4. The Electoral Commission currently determines when to add more constituencies to the existing ones. There is no limit to the number of constituencies at any point in time. When NPP was in power, they asked for 30 new constituencies to be added. NDC recently asked for 45 new constituencies. This has become a tug of war between NPP and NDC based off on the regime which will reap the benefits. In the future, when and if PPP comes to power, they will also ask for more constituencies to be added. Before we are aware, every village will become a constituency. A limit should be set in stone.

5. There is no limit to Supreme Court appointments. How can Ghana have more Supreme Court justices more than the United States (nine total) when the size alone is not comparable? During the Kufour regime, he added extra Supreme Court judges to bring the total to 11. Now, NDC has increased it to 15. The extra judges are appointed with personal motive of interests for the political parties. This is not leadership. Again, a limit should be set.

6. Fringe benefits. Currently, any out-going cabinet minister can buy their two year old vehicle at the book value. While other people like you and I will have to shop at the cut-throat market. The MP’s are appointed as corporate board members for sitting allowances. They don’t even want the CEO’s to come to their office to discuss critical issues unless it’s for sitting allowances.

7. The MP’s have studied their social commitments and have accordingly hiked their salaries. The public was outraged but it didn’t stop there. They proposed another pay hike for the President, the Vice and the cabinet ministers. It was alleged President Mahama supposedly was not happy with the pay rise but nothing was done regarding it. If the leaders do not show some integrity, we will be staring at posterity. Tell me who amongst our leaders: MP’s, Cabinet Ministers, CEO’s, etc is poor? Rather than taking pride in providing service to their constituents and the people in general, they are more and mostly only interested in the public fame and the financial gains. But like Oliver Twist, they continue to ask for more just to be greedy because we allow them.

These are burning issues that need to be addressed.
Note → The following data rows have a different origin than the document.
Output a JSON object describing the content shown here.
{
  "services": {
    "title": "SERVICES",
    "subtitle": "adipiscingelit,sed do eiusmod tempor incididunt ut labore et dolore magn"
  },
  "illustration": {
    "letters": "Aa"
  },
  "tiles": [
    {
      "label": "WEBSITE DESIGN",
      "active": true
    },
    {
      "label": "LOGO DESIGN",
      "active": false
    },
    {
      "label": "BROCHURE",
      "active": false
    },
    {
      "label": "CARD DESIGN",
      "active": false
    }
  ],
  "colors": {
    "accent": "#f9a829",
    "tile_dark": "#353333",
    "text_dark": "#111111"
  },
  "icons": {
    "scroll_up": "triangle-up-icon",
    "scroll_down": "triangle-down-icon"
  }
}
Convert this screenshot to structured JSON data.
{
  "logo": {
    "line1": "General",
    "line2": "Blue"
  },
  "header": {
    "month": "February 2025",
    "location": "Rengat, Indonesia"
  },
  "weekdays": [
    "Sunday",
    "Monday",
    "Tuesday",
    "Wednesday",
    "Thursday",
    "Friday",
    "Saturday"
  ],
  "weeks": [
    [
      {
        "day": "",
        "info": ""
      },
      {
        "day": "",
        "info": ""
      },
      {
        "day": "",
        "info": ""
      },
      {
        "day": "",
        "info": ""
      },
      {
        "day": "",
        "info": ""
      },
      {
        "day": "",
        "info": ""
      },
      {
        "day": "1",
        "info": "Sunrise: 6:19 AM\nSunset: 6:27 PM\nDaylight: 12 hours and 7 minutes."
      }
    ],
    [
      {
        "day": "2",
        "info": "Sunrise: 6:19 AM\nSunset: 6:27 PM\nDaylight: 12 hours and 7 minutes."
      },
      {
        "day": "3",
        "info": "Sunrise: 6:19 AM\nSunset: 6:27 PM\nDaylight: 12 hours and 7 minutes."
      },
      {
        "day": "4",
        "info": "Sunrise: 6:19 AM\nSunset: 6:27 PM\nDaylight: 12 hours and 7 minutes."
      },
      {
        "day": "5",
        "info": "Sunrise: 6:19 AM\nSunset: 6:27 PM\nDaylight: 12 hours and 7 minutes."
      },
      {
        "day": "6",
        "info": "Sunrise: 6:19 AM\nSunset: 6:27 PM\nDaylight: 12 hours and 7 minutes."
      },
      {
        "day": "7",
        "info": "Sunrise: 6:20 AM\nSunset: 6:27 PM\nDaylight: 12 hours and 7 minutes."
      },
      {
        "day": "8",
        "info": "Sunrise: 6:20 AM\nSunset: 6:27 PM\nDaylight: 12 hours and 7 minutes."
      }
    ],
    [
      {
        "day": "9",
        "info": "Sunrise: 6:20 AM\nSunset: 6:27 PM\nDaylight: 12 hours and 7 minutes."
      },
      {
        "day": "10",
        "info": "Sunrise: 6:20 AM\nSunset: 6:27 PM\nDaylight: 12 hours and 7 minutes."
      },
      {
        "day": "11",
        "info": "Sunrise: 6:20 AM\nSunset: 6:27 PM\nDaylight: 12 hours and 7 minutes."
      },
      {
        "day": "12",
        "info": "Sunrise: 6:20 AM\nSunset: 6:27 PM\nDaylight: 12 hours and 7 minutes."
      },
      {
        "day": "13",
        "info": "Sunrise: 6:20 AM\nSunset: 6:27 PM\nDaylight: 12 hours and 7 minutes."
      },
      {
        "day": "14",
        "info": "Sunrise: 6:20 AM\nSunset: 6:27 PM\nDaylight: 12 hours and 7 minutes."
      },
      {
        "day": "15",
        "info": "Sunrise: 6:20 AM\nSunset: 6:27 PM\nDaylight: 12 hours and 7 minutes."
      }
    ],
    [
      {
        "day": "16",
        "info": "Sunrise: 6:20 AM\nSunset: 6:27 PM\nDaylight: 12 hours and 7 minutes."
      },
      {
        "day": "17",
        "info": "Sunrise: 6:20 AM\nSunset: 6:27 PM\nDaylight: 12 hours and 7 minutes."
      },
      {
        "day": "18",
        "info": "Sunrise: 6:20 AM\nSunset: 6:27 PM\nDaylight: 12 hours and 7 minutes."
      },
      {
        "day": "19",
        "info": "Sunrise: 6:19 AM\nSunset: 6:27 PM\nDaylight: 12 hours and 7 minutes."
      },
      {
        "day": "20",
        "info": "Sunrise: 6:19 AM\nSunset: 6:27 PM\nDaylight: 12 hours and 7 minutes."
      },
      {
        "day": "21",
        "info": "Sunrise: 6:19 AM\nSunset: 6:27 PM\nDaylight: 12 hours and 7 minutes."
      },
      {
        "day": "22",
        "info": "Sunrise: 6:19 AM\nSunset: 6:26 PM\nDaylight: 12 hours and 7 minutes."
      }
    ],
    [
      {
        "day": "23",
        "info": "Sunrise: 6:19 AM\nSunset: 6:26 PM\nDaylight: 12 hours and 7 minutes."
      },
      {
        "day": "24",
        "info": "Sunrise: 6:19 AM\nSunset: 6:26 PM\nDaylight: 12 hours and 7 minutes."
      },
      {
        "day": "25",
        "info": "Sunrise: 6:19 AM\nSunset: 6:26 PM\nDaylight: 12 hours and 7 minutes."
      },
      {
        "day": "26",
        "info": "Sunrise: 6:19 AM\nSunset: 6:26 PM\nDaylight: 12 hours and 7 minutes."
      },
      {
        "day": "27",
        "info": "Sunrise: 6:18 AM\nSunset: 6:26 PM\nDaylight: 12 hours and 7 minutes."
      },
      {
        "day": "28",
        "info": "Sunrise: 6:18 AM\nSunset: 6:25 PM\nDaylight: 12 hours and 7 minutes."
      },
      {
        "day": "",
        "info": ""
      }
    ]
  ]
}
If the IEA has time on its hand, it would be an interesting debate for these leaders to show their commitment to solving the constitutional flaws. We can’t get to our destination with our current road map.

Ken Atta-Boakye, Virginia,